■ What is expected:
For the word "kind", search the records and show each line in which it occurs.

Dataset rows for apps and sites
________________________

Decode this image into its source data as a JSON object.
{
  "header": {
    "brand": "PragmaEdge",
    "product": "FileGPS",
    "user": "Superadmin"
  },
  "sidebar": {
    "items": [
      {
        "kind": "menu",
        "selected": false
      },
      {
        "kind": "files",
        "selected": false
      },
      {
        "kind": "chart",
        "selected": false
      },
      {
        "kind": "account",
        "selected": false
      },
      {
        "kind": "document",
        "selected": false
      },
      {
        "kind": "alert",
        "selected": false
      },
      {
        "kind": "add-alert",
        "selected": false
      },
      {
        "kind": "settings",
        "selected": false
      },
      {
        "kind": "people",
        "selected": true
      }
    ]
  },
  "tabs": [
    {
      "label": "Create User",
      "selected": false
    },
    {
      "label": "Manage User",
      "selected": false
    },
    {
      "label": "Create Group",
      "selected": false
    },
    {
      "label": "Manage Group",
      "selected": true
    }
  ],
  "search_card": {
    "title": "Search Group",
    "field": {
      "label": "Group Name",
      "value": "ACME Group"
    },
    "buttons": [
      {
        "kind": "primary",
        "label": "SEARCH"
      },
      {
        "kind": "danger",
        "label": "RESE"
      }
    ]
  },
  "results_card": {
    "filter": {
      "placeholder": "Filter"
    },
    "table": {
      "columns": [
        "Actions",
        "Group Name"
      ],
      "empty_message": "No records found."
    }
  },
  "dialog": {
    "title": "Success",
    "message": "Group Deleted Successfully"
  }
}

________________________

■ Written response:
        "kind": "menu",
        "kind": "files",
        "kind": "chart",
        "kind": "account",
        "kind": "document",
        "kind": "alert",
        "kind": "add-alert",
        "kind": "settings",
        "kind": "people",
        "kind": "primary",
        "kind": "danger",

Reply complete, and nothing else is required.